Did you know that Wildtrack's Footprint Identification Technique (FIT) can be used to promote human-wildlife coexistence!

By Amy Fitzmaurice

The collaborative Living with Tigers Project run by Chester Zoo in collaboration with Green Governance Nepal (GGN), the Department of National Parks and Wildlife Conservation (DNPWC), National Trust for Nature Conservation (NTNC), Wildlife Conservation Research Unit Oxford University (WildCRU) and eight communities in the Terai Arc Landscape in Nepal, is using FIT to research Bengal tigers (Panthera tigris tigris) and leopard (Panthera pardus fusca) living alongside communities.

Why is this important?

Both felids and people utilise community bufferzone forests surrounding protected areas and this can result in human-wildlife encounters that can result in conflict, with impacts of both people and wildlife. Both tigers and leopards are threatened with extinct, but with tiger conservation efforts in Nepal becoming increasing success and with increasing human populations, there is a risk of increased human-wildlife encounters. Wildlife can sustain injury and stress, and can be removed into captivity or suffer fatalities from these conflicts. People can suffer from conflicts, from injuries, fatalities, impact of theirs and their families well-being and livelihoods. The Living with Tigers focusing on protecting both the felids and the people.

Why use FIT?

FIT is a non-invasive, low-cost method which can be developed into a community-based monitoring approach. It is simple technique for everyone to learn, meaning during a human-wildlife conflict event, if a footprint is found, that individual can be identified, their sex, their age and be monitored to reduce future conflicts.

Living with Tigers Project

During 2017 and 2018, we researched many community forests with local community members, that were given ecological training to improve or gain new skills. Many community forests had not been researched before. By working with local people, there is a sharing of knowledge. Local knowledge of wildlife, best trails to set cameras, to find footprint, is invaluable for projects.

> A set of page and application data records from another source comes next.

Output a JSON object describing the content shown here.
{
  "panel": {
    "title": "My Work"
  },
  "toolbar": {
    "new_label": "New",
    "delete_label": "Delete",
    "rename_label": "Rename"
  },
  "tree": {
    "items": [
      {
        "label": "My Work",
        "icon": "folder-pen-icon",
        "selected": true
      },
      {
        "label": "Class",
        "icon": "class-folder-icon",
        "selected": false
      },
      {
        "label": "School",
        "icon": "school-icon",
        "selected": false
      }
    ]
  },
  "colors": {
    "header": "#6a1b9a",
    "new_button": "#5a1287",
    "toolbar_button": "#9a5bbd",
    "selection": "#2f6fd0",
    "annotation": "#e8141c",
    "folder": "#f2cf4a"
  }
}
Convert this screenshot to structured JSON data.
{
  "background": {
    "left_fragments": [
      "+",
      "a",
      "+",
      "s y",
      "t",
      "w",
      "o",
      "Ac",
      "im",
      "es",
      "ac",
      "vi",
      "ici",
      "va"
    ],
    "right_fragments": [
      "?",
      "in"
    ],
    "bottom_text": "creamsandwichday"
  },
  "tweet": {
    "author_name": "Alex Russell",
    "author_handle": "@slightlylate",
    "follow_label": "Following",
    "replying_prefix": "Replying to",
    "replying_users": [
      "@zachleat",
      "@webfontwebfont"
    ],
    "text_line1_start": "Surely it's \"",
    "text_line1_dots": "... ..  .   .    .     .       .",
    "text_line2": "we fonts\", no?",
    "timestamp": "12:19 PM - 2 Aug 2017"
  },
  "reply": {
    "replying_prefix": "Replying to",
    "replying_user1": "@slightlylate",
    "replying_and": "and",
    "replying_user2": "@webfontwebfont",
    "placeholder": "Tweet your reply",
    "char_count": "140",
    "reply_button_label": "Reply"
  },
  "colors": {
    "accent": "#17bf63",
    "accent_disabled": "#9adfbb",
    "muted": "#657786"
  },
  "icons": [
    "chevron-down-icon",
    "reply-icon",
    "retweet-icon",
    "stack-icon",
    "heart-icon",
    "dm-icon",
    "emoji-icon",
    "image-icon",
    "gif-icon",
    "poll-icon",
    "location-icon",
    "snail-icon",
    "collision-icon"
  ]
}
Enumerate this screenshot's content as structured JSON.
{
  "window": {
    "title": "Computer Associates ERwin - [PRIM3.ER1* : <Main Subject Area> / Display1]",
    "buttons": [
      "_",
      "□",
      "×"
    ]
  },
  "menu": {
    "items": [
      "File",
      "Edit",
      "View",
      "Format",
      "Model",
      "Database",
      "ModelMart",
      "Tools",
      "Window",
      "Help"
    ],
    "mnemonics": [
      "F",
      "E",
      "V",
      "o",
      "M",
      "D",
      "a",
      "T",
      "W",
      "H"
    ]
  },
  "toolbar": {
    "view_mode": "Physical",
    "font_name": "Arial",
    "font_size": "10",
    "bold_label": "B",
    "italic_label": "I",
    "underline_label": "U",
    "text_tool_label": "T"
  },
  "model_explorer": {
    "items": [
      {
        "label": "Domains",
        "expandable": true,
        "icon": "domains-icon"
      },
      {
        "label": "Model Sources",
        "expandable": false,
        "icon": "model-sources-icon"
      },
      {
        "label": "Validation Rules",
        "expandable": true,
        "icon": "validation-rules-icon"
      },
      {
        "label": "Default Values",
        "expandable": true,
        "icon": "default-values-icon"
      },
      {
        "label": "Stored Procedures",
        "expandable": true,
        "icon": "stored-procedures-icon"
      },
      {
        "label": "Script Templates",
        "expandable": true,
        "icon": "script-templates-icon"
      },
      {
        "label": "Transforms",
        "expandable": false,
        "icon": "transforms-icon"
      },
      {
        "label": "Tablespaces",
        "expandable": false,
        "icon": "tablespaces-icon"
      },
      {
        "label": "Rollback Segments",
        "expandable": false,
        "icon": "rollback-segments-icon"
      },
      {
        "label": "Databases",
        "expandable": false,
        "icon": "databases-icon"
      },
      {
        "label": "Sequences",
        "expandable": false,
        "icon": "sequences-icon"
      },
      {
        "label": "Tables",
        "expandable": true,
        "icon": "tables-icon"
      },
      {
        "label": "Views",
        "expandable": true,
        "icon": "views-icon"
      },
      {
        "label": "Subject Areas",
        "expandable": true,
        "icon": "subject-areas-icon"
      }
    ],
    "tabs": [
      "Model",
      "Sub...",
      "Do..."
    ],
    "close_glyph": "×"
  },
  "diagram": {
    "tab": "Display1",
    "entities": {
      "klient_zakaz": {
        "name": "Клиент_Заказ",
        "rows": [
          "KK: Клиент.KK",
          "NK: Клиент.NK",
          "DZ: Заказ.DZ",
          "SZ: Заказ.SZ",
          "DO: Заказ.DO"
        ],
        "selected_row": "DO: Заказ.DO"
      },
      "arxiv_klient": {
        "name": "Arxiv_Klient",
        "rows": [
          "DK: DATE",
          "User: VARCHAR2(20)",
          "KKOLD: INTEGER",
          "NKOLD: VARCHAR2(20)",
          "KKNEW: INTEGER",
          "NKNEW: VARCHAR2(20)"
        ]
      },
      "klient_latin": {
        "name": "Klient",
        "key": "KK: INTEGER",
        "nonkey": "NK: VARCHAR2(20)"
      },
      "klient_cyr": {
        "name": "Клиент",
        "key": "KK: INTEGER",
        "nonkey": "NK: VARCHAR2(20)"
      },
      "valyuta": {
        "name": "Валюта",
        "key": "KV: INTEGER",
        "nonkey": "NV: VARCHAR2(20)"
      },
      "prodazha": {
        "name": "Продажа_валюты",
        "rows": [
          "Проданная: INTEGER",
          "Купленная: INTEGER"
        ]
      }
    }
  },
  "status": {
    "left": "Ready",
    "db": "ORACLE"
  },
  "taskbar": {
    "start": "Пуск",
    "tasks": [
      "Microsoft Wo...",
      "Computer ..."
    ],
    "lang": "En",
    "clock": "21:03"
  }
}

We collected over 250 wild tiger and leopard footprints and analysed them to identify individuals. We also conducted camera trapping, so that species information could be shared with the community forest user groups, who said that by knowing which wildlife they have in their forests, they can adapt their forest management to protect the forest for the wildlife and the people. We are working towards a community-based monitoring approach, where as a starting point, a tiger and leopard footprint database has already been set up with WildTrack, which will be continued to be added to.

If you wish to learn more about the Living with Tigers Project or donate to the project, please use these links below.







Interesting to know that individuals can be identified using foot prints. Since earlier studies have showed issues with pug mark based monitoring, just curious to know how you are overcoming these issues.


In the past (17-20 years ago), a paper from India came out to show that individual identification of tigers using pugmarks did not work. The method was to select prints and make plaster casts or tracings of the prints and then compare differences in shapes and measurements between the prints. STandardization of the process was not possible and human error was huge so this was deemed an inadequate method for identifying individuals, although species identification could be done as well as presence in an area. The current FIT methodology uses morphometrics (measurements of over 100 distances and angles) of footprint photos using computer-generated algorithms to identify species, sex, age class, and individuals from the prints alone. You can refer to the following paper on the FIT process for cheetah: https://wildtrack.org/wp-content/uploads/2016/05/JoVE-Cheetah-paper.pdf. We have already advanced in the use of new technology since 2016, and now collecting and submitting footprint photos are easily done using a smartphone app Epicollect5. Analyses of the photos are done in JMP, software from SAS. For more information, you can contact Zoe Jewell (WildTrack) through WildLabs or go to wildtrack.org.


Karin Schwartz, PhD

Scientific Coordinator of Ex Situ Partners